What happens before the surgery?

If you smoke, try to give up or smoke less before your operation. This will lower your risk of chest problems, such as a chest infection. It will also help your wound to heal after the operation. Your GP can give you advice. You may also find it helpful to read our information on giving up smoking.

You will go to a pre-assessment clinic for tests to check you are fit for the operation. These may include blood tests, a chest x-ray or a recording of your heart (ECG). You will meet a member of the surgical team to discuss the operation. This is a good time to share any questions or concerns you have.

Tell your nurse as soon as possible if you think you may need help when you go home after surgery. This may be because you live alone or care for someone else. This will give them plenty of time to make arrangements for anything you need to go home.

Some hospitals follow an enhanced recovery programme. This aims to reduce your time in hospital and to speed up your recovery. It also helps you become more involved in your own care. For example, you may get information about diet and exercise. They will make any arrangements you need to go home. Your doctor will tell you if an enhanced recovery programme is available and suitable for you.

You will usually be admitted to hospital on the morning of the operation. You will be given elastic stockings (TED stockings) to wear during the operation and for some time afterwards. This is to stop blood clots in your legs.

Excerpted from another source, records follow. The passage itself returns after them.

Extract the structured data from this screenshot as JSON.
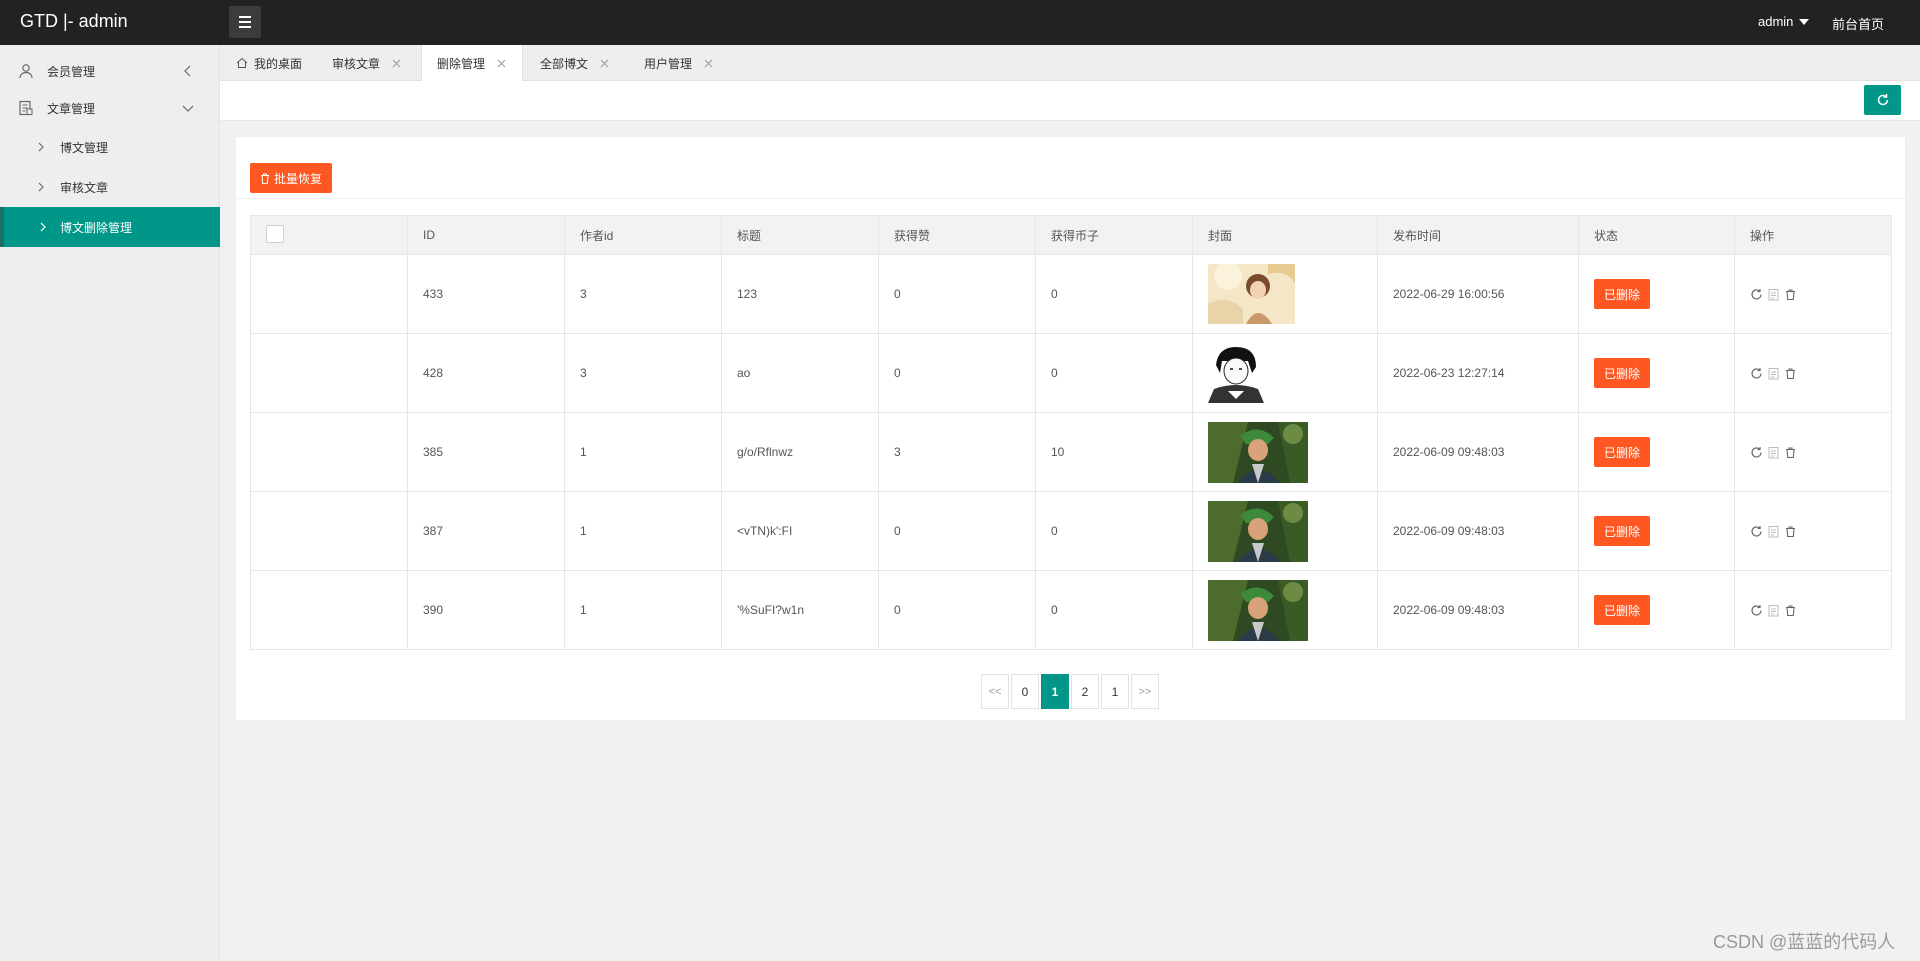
{
  "header": {
    "brand": "GTD |- admin",
    "user": "admin",
    "front_link": "前台首页"
  },
  "sidebar": {
    "groups": [
      {
        "label": "会员管理",
        "icon": "user-icon",
        "arrow": "chevron-left-icon"
      },
      {
        "label": "文章管理",
        "icon": "document-icon",
        "arrow": "chevron-down-icon"
      }
    ],
    "sub_items": [
      {
        "label": "博文管理",
        "active": false
      },
      {
        "label": "审核文章",
        "active": false
      },
      {
        "label": "博文删除管理",
        "active": true
      }
    ]
  },
  "tabs": [
    {
      "label": "我的桌面",
      "closable": false,
      "active": false
    },
    {
      "label": "审核文章",
      "closable": true,
      "active": false
    },
    {
      "label": "删除管理",
      "closable": true,
      "active": true
    },
    {
      "label": "全部博文",
      "closable": true,
      "active": false
    },
    {
      "label": "用户管理",
      "closable": true,
      "active": false
    }
  ],
  "toolbar": {
    "batch_restore": "批量恢复"
  },
  "table": {
    "columns": [
      "",
      "ID",
      "作者id",
      "标题",
      "获得赞",
      "获得币子",
      "封面",
      "发布时间",
      "状态",
      "操作"
    ],
    "rows": [
      {
        "id": "433",
        "author_id": "3",
        "title": "123",
        "likes": "0",
        "coins": "0",
        "cover": "anime-girl-cover",
        "time": "2022-06-29 16:00:56",
        "status": "已删除"
      },
      {
        "id": "428",
        "author_id": "3",
        "title": "ao",
        "likes": "0",
        "coins": "0",
        "cover": "manga-boy-cover",
        "time": "2022-06-23 12:27:14",
        "status": "已删除"
      },
      {
        "id": "385",
        "author_id": "1",
        "title": "g/o/Rflnwz",
        "likes": "3",
        "coins": "10",
        "cover": "green-hair-cover",
        "time": "2022-06-09 09:48:03",
        "status": "已删除"
      },
      {
        "id": "387",
        "author_id": "1",
        "title": "<vTN)k':FI",
        "likes": "0",
        "coins": "0",
        "cover": "green-hair-cover",
        "time": "2022-06-09 09:48:03",
        "status": "已删除"
      },
      {
        "id": "390",
        "author_id": "1",
        "title": "'%SuFI?w1n",
        "likes": "0",
        "coins": "0",
        "cover": "green-hair-cover",
        "time": "2022-06-09 09:48:03",
        "status": "已删除"
      }
    ]
  },
  "pagination": {
    "pages": [
      "<<",
      "0",
      "1",
      "2",
      "1",
      ">>"
    ],
    "current_index": 2
  },
  "watermark": "CSDN @蓝蓝的代码人",
  "colors": {
    "header": "#222222",
    "accent": "#009688",
    "danger": "#ff5722"
  }
}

Back to Surgery

Surgery for pancreatic cancer

Some people with early-stage pancreatic cancer have surgery to remove the cancer. Some people have surgery to relieve symptoms.

Who might I meet?

A team of specialists will plan your surgery. This will include a surgeon who specialises in your type of cancer.

What happens after surgery?

You’ll be monitored closely after your operation. How quickly you recover will depend on the surgery you’ve had.